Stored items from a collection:
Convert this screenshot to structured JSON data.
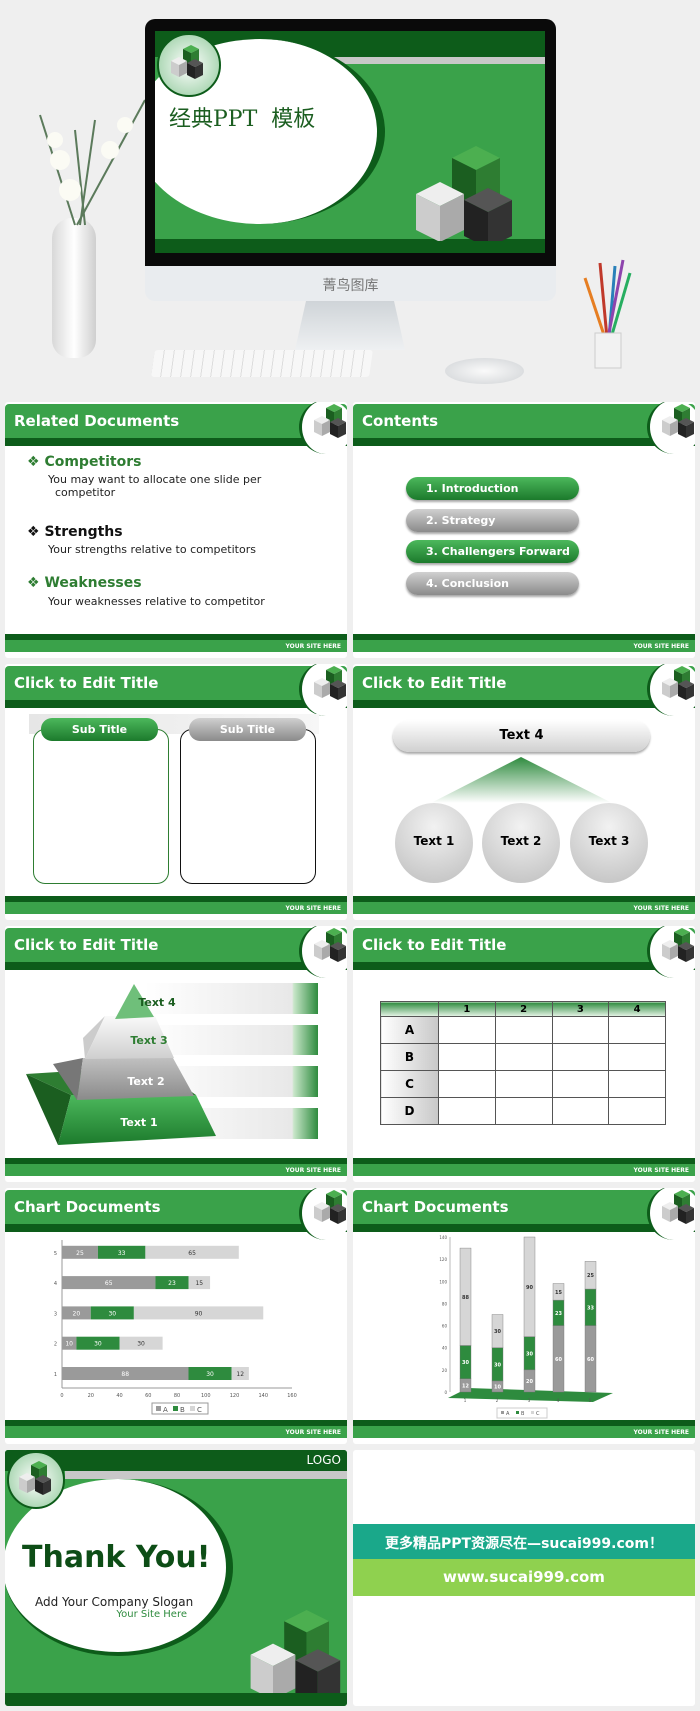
{
  "hero": {
    "title": "经典PPT  模板",
    "monitor_brand": "菁鸟图库"
  },
  "footer_text": "YOUR SITE HERE",
  "slides": {
    "related": {
      "title": "Related Documents",
      "items": [
        {
          "heading": "Competitors",
          "desc": "You may want to allocate one slide per",
          "desc2": "competitor",
          "color": "#2e7d32"
        },
        {
          "heading": "Strengths",
          "desc": "Your strengths relative to competitors",
          "color": "#111111"
        },
        {
          "heading": "Weaknesses",
          "desc": "Your weaknesses relative to competitor",
          "color": "#2e7d32"
        }
      ]
    },
    "contents": {
      "title": "Contents",
      "items": [
        "1. Introduction",
        "2. Strategy",
        "3. Challengers Forward",
        "4. Conclusion"
      ]
    },
    "subtitles": {
      "title": "Click to Edit Title",
      "sub1": "Sub Title",
      "sub2": "Sub Title"
    },
    "hierarchy": {
      "title": "Click to Edit Title",
      "top": "Text 4",
      "items": [
        "Text 1",
        "Text 2",
        "Text 3"
      ]
    },
    "pyramid": {
      "title": "Click to Edit Title",
      "levels": [
        "Text 1",
        "Text 2",
        "Text 3",
        "Text 4"
      ]
    },
    "table": {
      "title": "Click to Edit Title",
      "columns": [
        "1",
        "2",
        "3",
        "4"
      ],
      "rows": [
        "A",
        "B",
        "C",
        "D"
      ]
    },
    "chart1": {
      "title": "Chart Documents"
    },
    "chart2": {
      "title": "Chart Documents"
    },
    "thanks": {
      "logo": "LOGO",
      "title": "Thank You!",
      "slogan": "Add Your Company Slogan",
      "site": "Your Site Here"
    },
    "promo": {
      "line1": "更多精品PPT资源尽在—sucai999.com！",
      "line2": "www.sucai999.com"
    }
  },
  "colors": {
    "green": "#3aa24a",
    "dark_green": "#0d5c1a",
    "gray": "#9e9e9e",
    "teal": "#1aa88a",
    "lime": "#8fd14f"
  },
  "chart_data": [
    {
      "type": "bar",
      "orientation": "horizontal",
      "stacked": true,
      "categories": [
        "1",
        "2",
        "3",
        "4",
        "5"
      ],
      "series": [
        {
          "name": "A",
          "values": [
            88,
            10,
            20,
            65,
            25
          ]
        },
        {
          "name": "B",
          "values": [
            30,
            30,
            30,
            23,
            33
          ]
        },
        {
          "name": "C",
          "values": [
            12,
            30,
            90,
            15,
            65
          ]
        }
      ],
      "xlim": [
        0,
        160
      ],
      "xticks": [
        0,
        20,
        40,
        60,
        80,
        100,
        120,
        140,
        160
      ],
      "legend": "bottom"
    },
    {
      "type": "bar",
      "orientation": "vertical",
      "stacked": true,
      "categories": [
        "1",
        "2",
        "3",
        "4",
        "5"
      ],
      "series": [
        {
          "name": "A",
          "values": [
            12,
            10,
            20,
            60,
            60
          ]
        },
        {
          "name": "B",
          "values": [
            30,
            30,
            30,
            23,
            33
          ]
        },
        {
          "name": "C",
          "values": [
            88,
            30,
            90,
            15,
            25
          ]
        }
      ],
      "ylim": [
        0,
        140
      ],
      "yticks": [
        0,
        20,
        40,
        60,
        80,
        100,
        120,
        140
      ],
      "legend": "bottom"
    }
  ]
}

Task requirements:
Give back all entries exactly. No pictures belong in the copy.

Written answer:
Convert this screenshot to structured JSON data.
{
  "hero": {
    "title": "经典PPT  模板",
    "monitor_brand": "菁鸟图库"
  },
  "footer_text": "YOUR SITE HERE",
  "slides": {
    "related": {
      "title": "Related Documents",
      "items": [
        {
          "heading": "Competitors",
          "desc": "You may want to allocate one slide per",
          "desc2": "competitor",
          "color": "#2e7d32"
        },
        {
          "heading": "Strengths",
          "desc": "Your strengths relative to competitors",
          "color": "#111111"
        },
        {
          "heading": "Weaknesses",
          "desc": "Your weaknesses relative to competitor",
          "color": "#2e7d32"
        }
      ]
    },
    "contents": {
      "title": "Contents",
      "items": [
        "1. Introduction",
        "2. Strategy",
        "3. Challengers Forward",
        "4. Conclusion"
      ]
    },
    "subtitles": {
      "title": "Click to Edit Title",
      "sub1": "Sub Title",
      "sub2": "Sub Title"
    },
    "hierarchy": {
      "title": "Click to Edit Title",
      "top": "Text 4",
      "items": [
        "Text 1",
        "Text 2",
        "Text 3"
      ]
    },
    "pyramid": {
      "title": "Click to Edit Title",
      "levels": [
        "Text 1",
        "Text 2",
        "Text 3",
        "Text 4"
      ]
    },
    "table": {
      "title": "Click to Edit Title",
      "columns": [
        "1",
        "2",
        "3",
        "4"
      ],
      "rows": [
        "A",
        "B",
        "C",
        "D"
      ]
    },
    "chart1": {
      "title": "Chart Documents"
    },
    "chart2": {
      "title": "Chart Documents"
    },
    "thanks": {
      "logo": "LOGO",
      "title": "Thank You!",
      "slogan": "Add Your Company Slogan",
      "site": "Your Site Here"
    },
    "promo": {
      "line1": "更多精品PPT资源尽在—sucai999.com！",
      "line2": "www.sucai999.com"
    }
  },
  "colors": {
    "green": "#3aa24a",
    "dark_green": "#0d5c1a",
    "gray": "#9e9e9e",
    "teal": "#1aa88a",
    "lime": "#8fd14f"
  },
  "chart_data": [
    {
      "type": "bar",
      "orientation": "horizontal",
      "stacked": true,
      "categories": [
        "1",
        "2",
        "3",
        "4",
        "5"
      ],
      "series": [
        {
          "name": "A",
          "values": [
            88,
            10,
            20,
            65,
            25
          ]
        },
        {
          "name": "B",
          "values": [
            30,
            30,
            30,
            23,
            33
          ]
        },
        {
          "name": "C",
          "values": [
            12,
            30,
            90,
            15,
            65
          ]
        }
      ],
      "xlim": [
        0,
        160
      ],
      "xticks": [
        0,
        20,
        40,
        60,
        80,
        100,
        120,
        140,
        160
      ],
      "legend": "bottom"
    },
    {
      "type": "bar",
      "orientation": "vertical",
      "stacked": true,
      "categories": [
        "1",
        "2",
        "3",
        "4",
        "5"
      ],
      "series": [
        {
          "name": "A",
          "values": [
            12,
            10,
            20,
            60,
            60
          ]
        },
        {
          "name": "B",
          "values": [
            30,
            30,
            30,
            23,
            33
          ]
        },
        {
          "name": "C",
          "values": [
            88,
            30,
            90,
            15,
            25
          ]
        }
      ],
      "ylim": [
        0,
        140
      ],
      "yticks": [
        0,
        20,
        40,
        60,
        80,
        100,
        120,
        140
      ],
      "legend": "bottom"
    }
  ]
}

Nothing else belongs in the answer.